## TASK INSTRUCTIONS
Copy every entry below exactly, and keep out the pictures.

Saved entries
--- START ---

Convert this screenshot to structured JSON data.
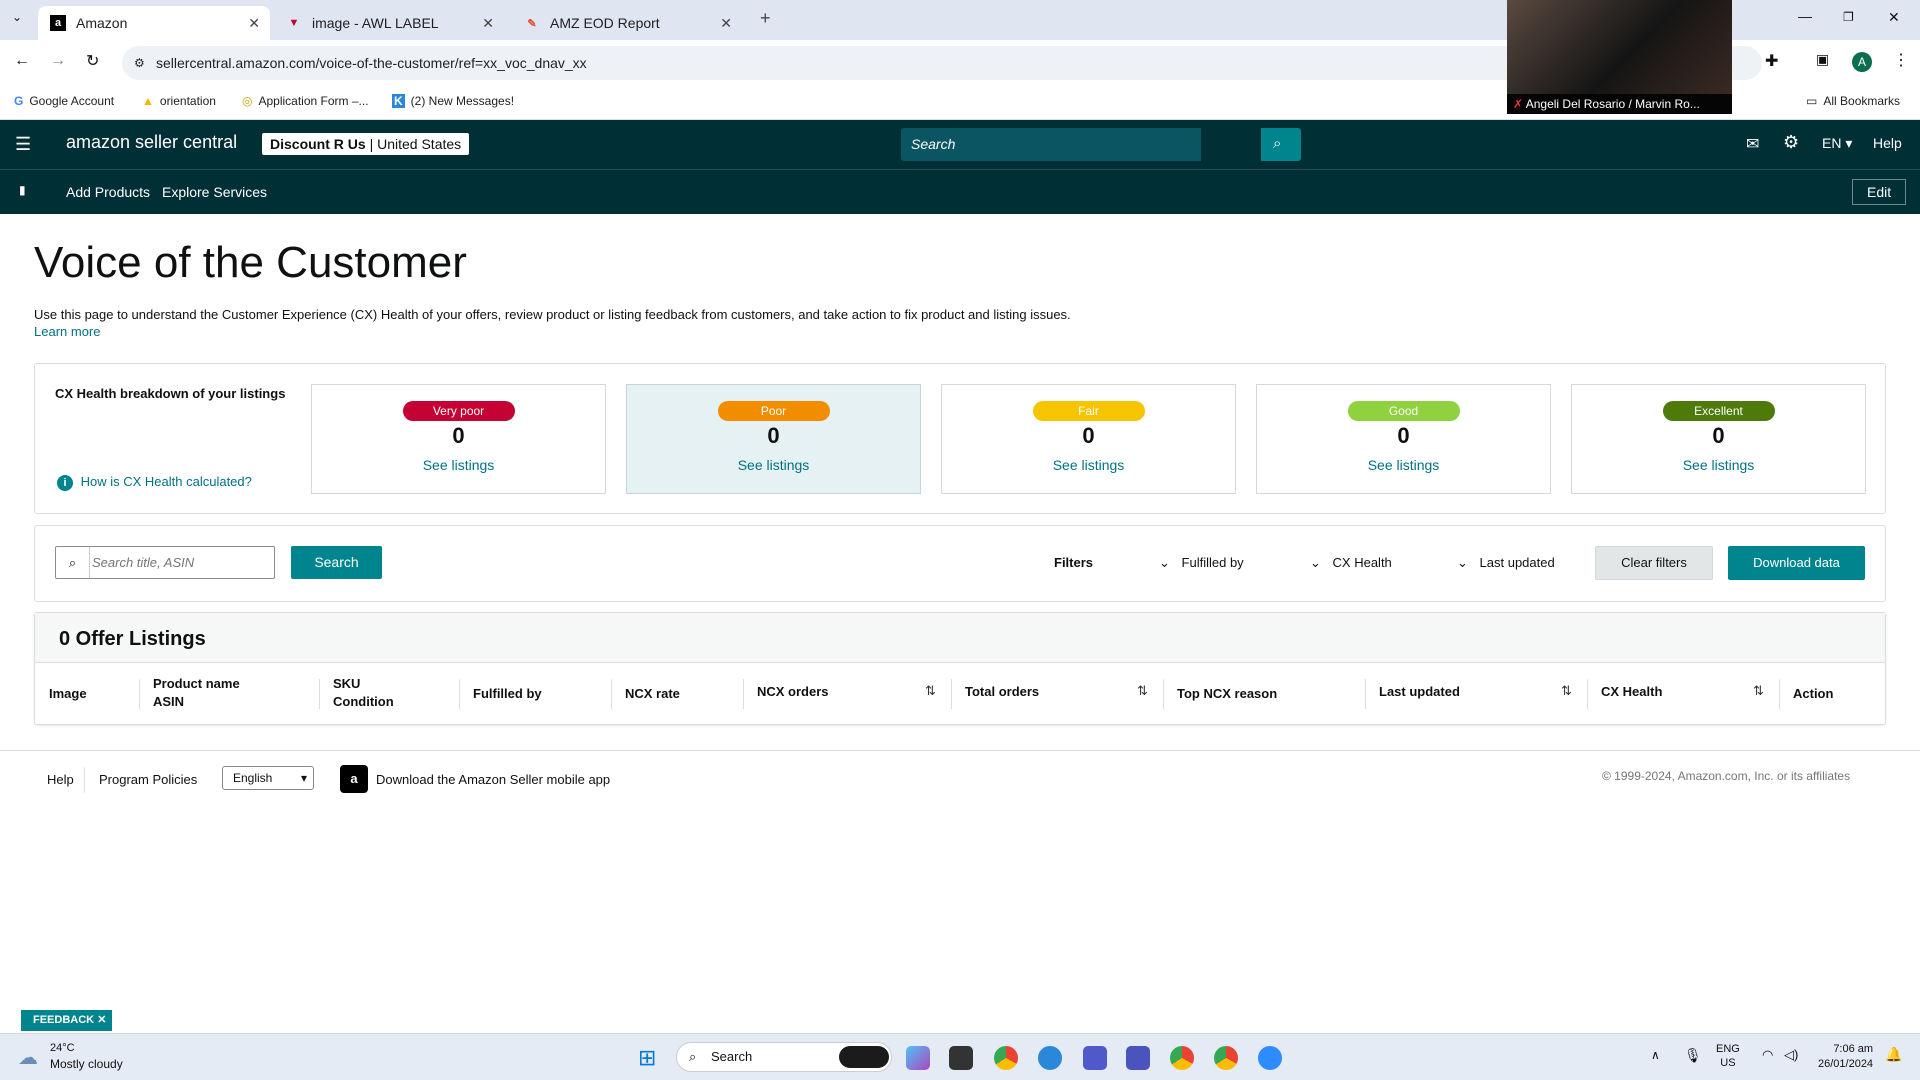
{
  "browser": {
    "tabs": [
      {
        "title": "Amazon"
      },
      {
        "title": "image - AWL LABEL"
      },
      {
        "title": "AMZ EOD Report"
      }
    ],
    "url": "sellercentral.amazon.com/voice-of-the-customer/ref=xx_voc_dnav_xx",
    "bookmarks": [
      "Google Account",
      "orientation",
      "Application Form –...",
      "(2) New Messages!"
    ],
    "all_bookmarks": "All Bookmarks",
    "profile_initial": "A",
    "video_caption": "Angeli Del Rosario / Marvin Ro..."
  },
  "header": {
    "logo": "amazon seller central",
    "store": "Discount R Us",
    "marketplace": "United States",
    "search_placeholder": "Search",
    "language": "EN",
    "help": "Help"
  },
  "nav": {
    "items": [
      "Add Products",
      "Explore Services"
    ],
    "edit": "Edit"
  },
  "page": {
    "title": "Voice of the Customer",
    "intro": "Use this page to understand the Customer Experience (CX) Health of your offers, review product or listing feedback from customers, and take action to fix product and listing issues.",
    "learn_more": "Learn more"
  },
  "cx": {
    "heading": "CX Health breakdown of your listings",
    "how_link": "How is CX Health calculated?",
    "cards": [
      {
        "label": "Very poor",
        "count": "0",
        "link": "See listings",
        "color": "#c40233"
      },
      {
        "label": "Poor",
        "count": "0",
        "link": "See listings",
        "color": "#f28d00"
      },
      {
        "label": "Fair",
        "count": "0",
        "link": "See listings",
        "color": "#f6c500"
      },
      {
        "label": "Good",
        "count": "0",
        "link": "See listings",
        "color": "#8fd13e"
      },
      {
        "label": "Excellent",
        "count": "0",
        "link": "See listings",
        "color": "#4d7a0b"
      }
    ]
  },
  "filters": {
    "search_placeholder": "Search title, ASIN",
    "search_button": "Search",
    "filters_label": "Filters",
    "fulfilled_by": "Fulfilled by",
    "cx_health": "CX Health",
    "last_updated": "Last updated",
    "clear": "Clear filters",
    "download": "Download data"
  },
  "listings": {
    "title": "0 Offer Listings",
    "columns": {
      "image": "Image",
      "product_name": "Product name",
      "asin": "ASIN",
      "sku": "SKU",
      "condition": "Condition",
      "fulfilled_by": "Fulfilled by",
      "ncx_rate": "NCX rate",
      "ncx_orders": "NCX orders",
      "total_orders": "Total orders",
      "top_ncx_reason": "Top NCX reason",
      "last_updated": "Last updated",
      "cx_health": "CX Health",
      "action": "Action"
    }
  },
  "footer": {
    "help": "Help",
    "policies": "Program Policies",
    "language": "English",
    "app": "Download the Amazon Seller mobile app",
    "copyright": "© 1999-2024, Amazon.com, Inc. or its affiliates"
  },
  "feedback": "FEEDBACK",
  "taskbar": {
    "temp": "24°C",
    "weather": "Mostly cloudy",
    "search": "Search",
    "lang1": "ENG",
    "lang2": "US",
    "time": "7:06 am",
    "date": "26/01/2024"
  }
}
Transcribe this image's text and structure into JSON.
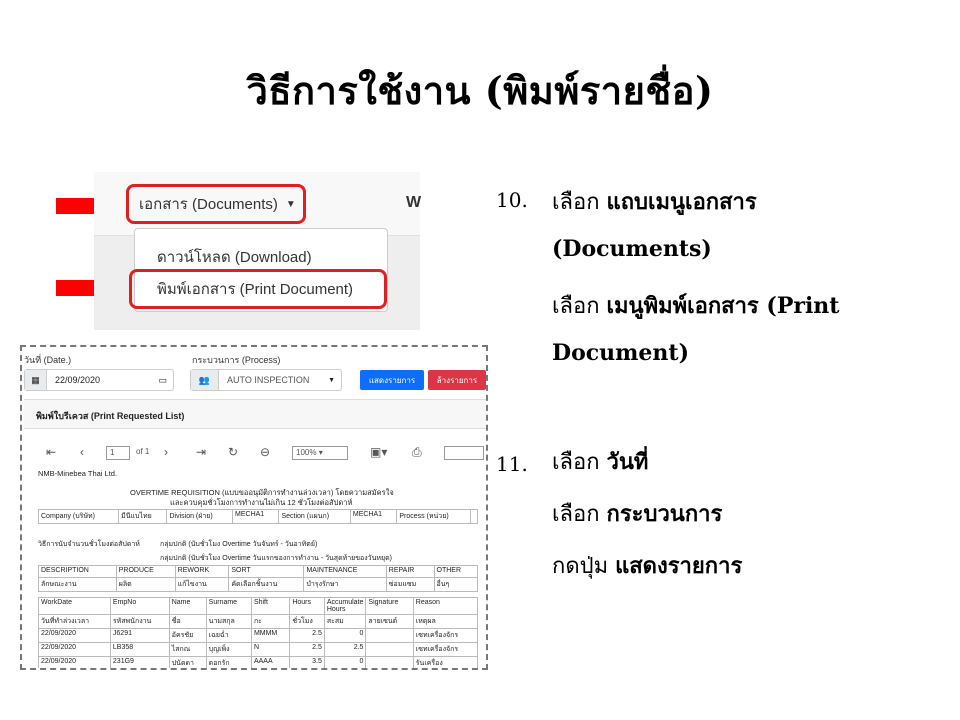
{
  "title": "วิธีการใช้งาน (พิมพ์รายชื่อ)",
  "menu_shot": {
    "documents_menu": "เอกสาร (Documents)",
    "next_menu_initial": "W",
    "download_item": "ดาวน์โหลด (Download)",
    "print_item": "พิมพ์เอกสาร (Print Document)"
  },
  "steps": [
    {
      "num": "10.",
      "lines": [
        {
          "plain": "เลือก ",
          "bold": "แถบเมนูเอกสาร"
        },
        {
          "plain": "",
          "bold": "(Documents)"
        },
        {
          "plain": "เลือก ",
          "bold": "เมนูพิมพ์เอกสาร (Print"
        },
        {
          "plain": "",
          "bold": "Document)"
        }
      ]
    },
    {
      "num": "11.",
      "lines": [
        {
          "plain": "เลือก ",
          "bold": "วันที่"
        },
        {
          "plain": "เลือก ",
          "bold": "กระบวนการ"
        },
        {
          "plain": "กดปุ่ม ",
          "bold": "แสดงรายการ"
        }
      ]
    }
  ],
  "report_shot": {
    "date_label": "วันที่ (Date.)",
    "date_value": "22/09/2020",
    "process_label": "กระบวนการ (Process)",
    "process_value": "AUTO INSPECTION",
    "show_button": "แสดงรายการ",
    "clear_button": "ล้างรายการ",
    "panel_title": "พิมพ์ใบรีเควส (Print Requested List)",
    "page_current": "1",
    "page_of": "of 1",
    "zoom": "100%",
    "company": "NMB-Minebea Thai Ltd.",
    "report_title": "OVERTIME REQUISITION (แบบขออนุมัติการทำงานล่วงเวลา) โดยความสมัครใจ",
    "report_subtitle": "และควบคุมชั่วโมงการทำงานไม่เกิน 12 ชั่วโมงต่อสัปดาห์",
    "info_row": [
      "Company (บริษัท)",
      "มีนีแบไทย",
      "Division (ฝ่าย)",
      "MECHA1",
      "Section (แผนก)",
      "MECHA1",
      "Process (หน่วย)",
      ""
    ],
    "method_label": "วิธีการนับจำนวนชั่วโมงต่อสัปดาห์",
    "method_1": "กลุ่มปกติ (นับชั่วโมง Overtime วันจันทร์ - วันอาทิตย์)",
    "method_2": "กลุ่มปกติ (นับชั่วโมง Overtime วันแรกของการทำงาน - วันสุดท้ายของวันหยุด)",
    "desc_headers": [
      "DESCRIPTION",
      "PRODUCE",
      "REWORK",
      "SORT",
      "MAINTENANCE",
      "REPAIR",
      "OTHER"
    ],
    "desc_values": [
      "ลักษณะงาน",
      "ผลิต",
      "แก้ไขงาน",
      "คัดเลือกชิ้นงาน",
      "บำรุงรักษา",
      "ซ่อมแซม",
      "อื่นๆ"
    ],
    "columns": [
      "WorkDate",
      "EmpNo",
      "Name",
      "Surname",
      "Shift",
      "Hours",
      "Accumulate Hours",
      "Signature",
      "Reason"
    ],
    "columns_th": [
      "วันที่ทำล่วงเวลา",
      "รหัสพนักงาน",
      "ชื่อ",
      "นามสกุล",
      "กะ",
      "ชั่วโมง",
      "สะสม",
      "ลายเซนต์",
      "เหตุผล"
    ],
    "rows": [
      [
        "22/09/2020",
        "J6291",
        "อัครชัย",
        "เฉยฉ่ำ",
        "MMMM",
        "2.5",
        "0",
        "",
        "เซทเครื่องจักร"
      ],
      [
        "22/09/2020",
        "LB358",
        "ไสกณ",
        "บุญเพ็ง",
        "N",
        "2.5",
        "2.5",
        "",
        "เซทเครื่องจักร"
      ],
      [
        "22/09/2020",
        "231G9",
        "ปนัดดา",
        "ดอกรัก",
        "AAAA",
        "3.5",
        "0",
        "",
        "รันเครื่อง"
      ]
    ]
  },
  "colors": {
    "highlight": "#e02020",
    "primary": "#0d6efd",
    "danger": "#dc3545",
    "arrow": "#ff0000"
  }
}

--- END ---

## YOUR RESPONSE
Convert this screenshot to structured JSON data.
{
  "browser": {
    "tabs": [
      {
        "title": "Amazon"
      },
      {
        "title": "image - AWL LABEL"
      },
      {
        "title": "AMZ EOD Report"
      }
    ],
    "url": "sellercentral.amazon.com/voice-of-the-customer/ref=xx_voc_dnav_xx",
    "bookmarks": [
      "Google Account",
      "orientation",
      "Application Form –...",
      "(2) New Messages!"
    ],
    "all_bookmarks": "All Bookmarks",
    "profile_initial": "A",
    "video_caption": "Angeli Del Rosario / Marvin Ro..."
  },
  "header": {
    "logo": "amazon seller central",
    "store": "Discount R Us",
    "marketplace": "United States",
    "search_placeholder": "Search",
    "language": "EN",
    "help": "Help"
  },
  "nav": {
    "items": [
      "Add Products",
      "Explore Services"
    ],
    "edit": "Edit"
  },
  "page": {
    "title": "Voice of the Customer",
    "intro": "Use this page to understand the Customer Experience (CX) Health of your offers, review product or listing feedback from customers, and take action to fix product and listing issues.",
    "learn_more": "Learn more"
  },
  "cx": {
    "heading": "CX Health breakdown of your listings",
    "how_link": "How is CX Health calculated?",
    "cards": [
      {
        "label": "Very poor",
        "count": "0",
        "link": "See listings",
        "color": "#c40233"
      },
      {
        "label": "Poor",
        "count": "0",
        "link": "See listings",
        "color": "#f28d00"
      },
      {
        "label": "Fair",
        "count": "0",
        "link": "See listings",
        "color": "#f6c500"
      },
      {
        "label": "Good",
        "count": "0",
        "link": "See listings",
        "color": "#8fd13e"
      },
      {
        "label": "Excellent",
        "count": "0",
        "link": "See listings",
        "color": "#4d7a0b"
      }
    ]
  },
  "filters": {
    "search_placeholder": "Search title, ASIN",
    "search_button": "Search",
    "filters_label": "Filters",
    "fulfilled_by": "Fulfilled by",
    "cx_health": "CX Health",
    "last_updated": "Last updated",
    "clear": "Clear filters",
    "download": "Download data"
  },
  "listings": {
    "title": "0 Offer Listings",
    "columns": {
      "image": "Image",
      "product_name": "Product name",
      "asin": "ASIN",
      "sku": "SKU",
      "condition": "Condition",
      "fulfilled_by": "Fulfilled by",
      "ncx_rate": "NCX rate",
      "ncx_orders": "NCX orders",
      "total_orders": "Total orders",
      "top_ncx_reason": "Top NCX reason",
      "last_updated": "Last updated",
      "cx_health": "CX Health",
      "action": "Action"
    }
  },
  "footer": {
    "help": "Help",
    "policies": "Program Policies",
    "language": "English",
    "app": "Download the Amazon Seller mobile app",
    "copyright": "© 1999-2024, Amazon.com, Inc. or its affiliates"
  },
  "feedback": "FEEDBACK",
  "taskbar": {
    "temp": "24°C",
    "weather": "Mostly cloudy",
    "search": "Search",
    "lang1": "ENG",
    "lang2": "US",
    "time": "7:06 am",
    "date": "26/01/2024"
  }
}
Transcribe this image's text and structure into JSON.
{
  "title": "วิธีการใช้งาน (พิมพ์รายชื่อ)",
  "menu_shot": {
    "documents_menu": "เอกสาร (Documents)",
    "next_menu_initial": "W",
    "download_item": "ดาวน์โหลด (Download)",
    "print_item": "พิมพ์เอกสาร (Print Document)"
  },
  "steps": [
    {
      "num": "10.",
      "lines": [
        {
          "plain": "เลือก ",
          "bold": "แถบเมนูเอกสาร"
        },
        {
          "plain": "",
          "bold": "(Documents)"
        },
        {
          "plain": "เลือก ",
          "bold": "เมนูพิมพ์เอกสาร (Print"
        },
        {
          "plain": "",
          "bold": "Document)"
        }
      ]
    },
    {
      "num": "11.",
      "lines": [
        {
          "plain": "เลือก ",
          "bold": "วันที่"
        },
        {
          "plain": "เลือก ",
          "bold": "กระบวนการ"
        },
        {
          "plain": "กดปุ่ม ",
          "bold": "แสดงรายการ"
        }
      ]
    }
  ],
  "report_shot": {
    "date_label": "วันที่ (Date.)",
    "date_value": "22/09/2020",
    "process_label": "กระบวนการ (Process)",
    "process_value": "AUTO INSPECTION",
    "show_button": "แสดงรายการ",
    "clear_button": "ล้างรายการ",
    "panel_title": "พิมพ์ใบรีเควส (Print Requested List)",
    "page_current": "1",
    "page_of": "of 1",
    "zoom": "100%",
    "company": "NMB-Minebea Thai Ltd.",
    "report_title": "OVERTIME REQUISITION (แบบขออนุมัติการทำงานล่วงเวลา) โดยความสมัครใจ",
    "report_subtitle": "และควบคุมชั่วโมงการทำงานไม่เกิน 12 ชั่วโมงต่อสัปดาห์",
    "info_row": [
      "Company (บริษัท)",
      "มีนีแบไทย",
      "Division (ฝ่าย)",
      "MECHA1",
      "Section (แผนก)",
      "MECHA1",
      "Process (หน่วย)",
      ""
    ],
    "method_label": "วิธีการนับจำนวนชั่วโมงต่อสัปดาห์",
    "method_1": "กลุ่มปกติ (นับชั่วโมง Overtime วันจันทร์ - วันอาทิตย์)",
    "method_2": "กลุ่มปกติ (นับชั่วโมง Overtime วันแรกของการทำงาน - วันสุดท้ายของวันหยุด)",
    "desc_headers": [
      "DESCRIPTION",
      "PRODUCE",
      "REWORK",
      "SORT",
      "MAINTENANCE",
      "REPAIR",
      "OTHER"
    ],
    "desc_values": [
      "ลักษณะงาน",
      "ผลิต",
      "แก้ไขงาน",
      "คัดเลือกชิ้นงาน",
      "บำรุงรักษา",
      "ซ่อมแซม",
      "อื่นๆ"
    ],
    "columns": [
      "WorkDate",
      "EmpNo",
      "Name",
      "Surname",
      "Shift",
      "Hours",
      "Accumulate Hours",
      "Signature",
      "Reason"
    ],
    "columns_th": [
      "วันที่ทำล่วงเวลา",
      "รหัสพนักงาน",
      "ชื่อ",
      "นามสกุล",
      "กะ",
      "ชั่วโมง",
      "สะสม",
      "ลายเซนต์",
      "เหตุผล"
    ],
    "rows": [
      [
        "22/09/2020",
        "J6291",
        "อัครชัย",
        "เฉยฉ่ำ",
        "MMMM",
        "2.5",
        "0",
        "",
        "เซทเครื่องจักร"
      ],
      [
        "22/09/2020",
        "LB358",
        "ไสกณ",
        "บุญเพ็ง",
        "N",
        "2.5",
        "2.5",
        "",
        "เซทเครื่องจักร"
      ],
      [
        "22/09/2020",
        "231G9",
        "ปนัดดา",
        "ดอกรัก",
        "AAAA",
        "3.5",
        "0",
        "",
        "รันเครื่อง"
      ]
    ]
  },
  "colors": {
    "highlight": "#e02020",
    "primary": "#0d6efd",
    "danger": "#dc3545",
    "arrow": "#ff0000"
  }
}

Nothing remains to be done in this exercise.